I need my blog to not be a manifesto of the aimlessness of my mid-20s. I tweeted something to this effect the other day because I could feel the negativity pulling me downward and turning everything I wanted to write into extended essays on how and why my life sucks. That’s not my intention with starting this blog, which I’ve created to document my year as a graduate student in the UK, beginning with the months of preparation leading up to it. It stems from the simple fact that I regret not writing more about my time abroad as an undergraduate. Although it’s nice, in a way, to keep some memories to yourself, to have some part of your life secret and private, there are times when I wish I had a clearer picture of what it was really like.
I also have a tendency to remember things along some sort of artistic line — through a song, say, or through a photograph. These are more than memories or projections; these are the manifestations of a feeling and a sentiment, of a place, of a person. A face. An accent. A street. In this way The Verve’s A Northern Soul is not just an album I listened to a lot while I was in Brighton; it’s North Street. The bank I used to pass, with the one stone where young men (presumably) had scribbled in permanent marker “we are the mods” — the history of the Mods & Rockers that I wasn’t even there to see, the search for Quadrophenia Alley — the Subway I would pass that did not smell like any Subway in the United States.
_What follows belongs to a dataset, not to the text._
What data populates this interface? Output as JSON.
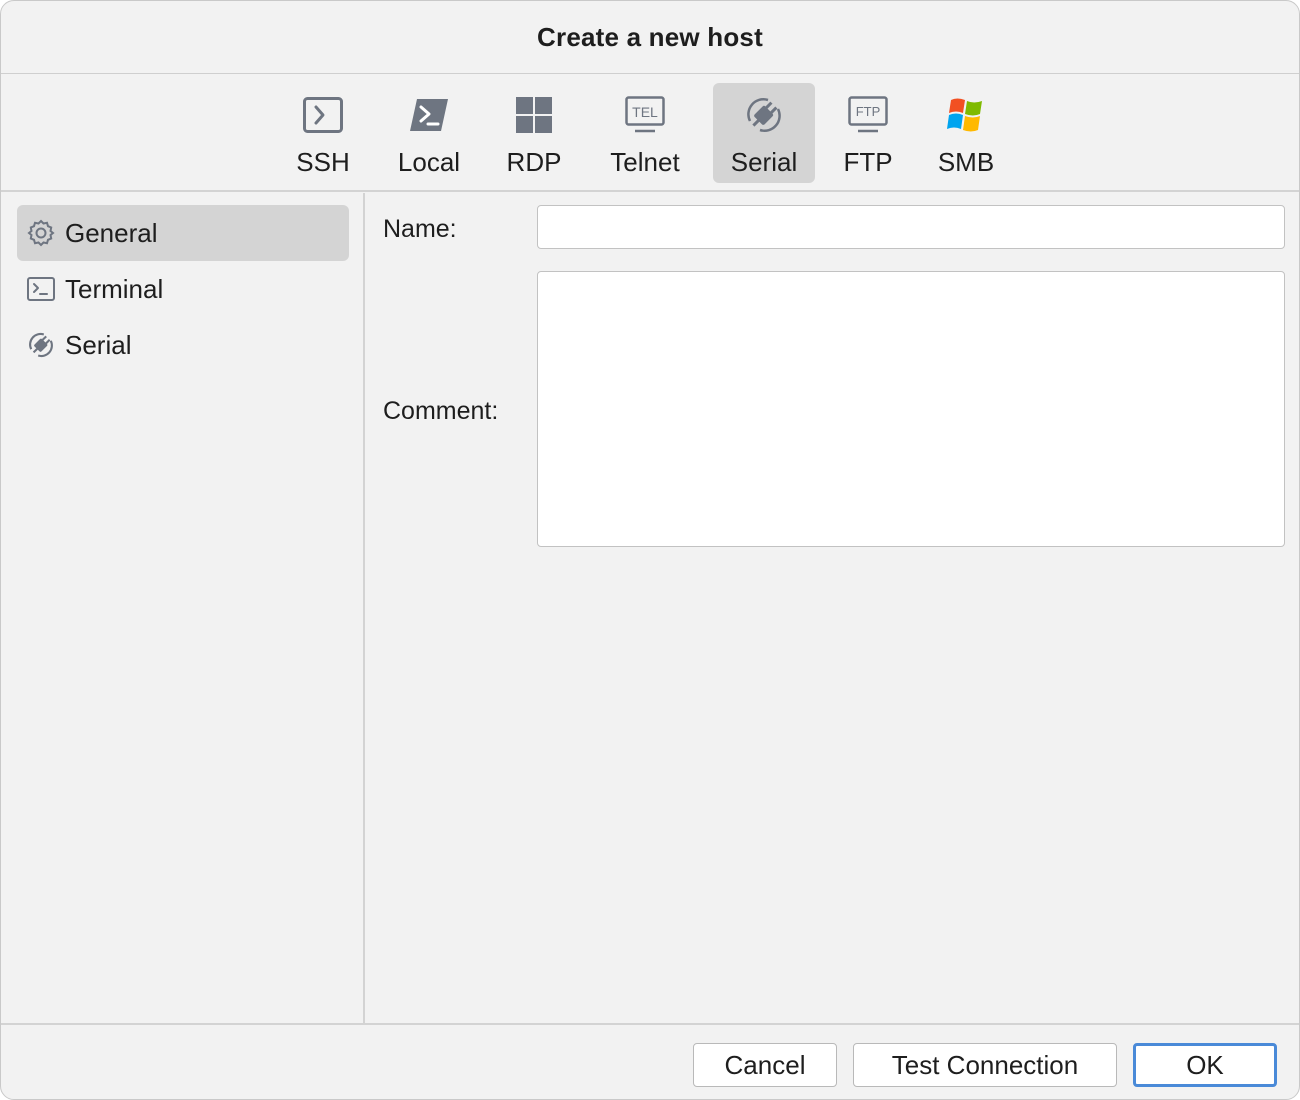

The concrete jungle lack of charm of this particular area, the darted runs across the street ahead of the buses. The music doesn’t conjure these memories; it is these memories.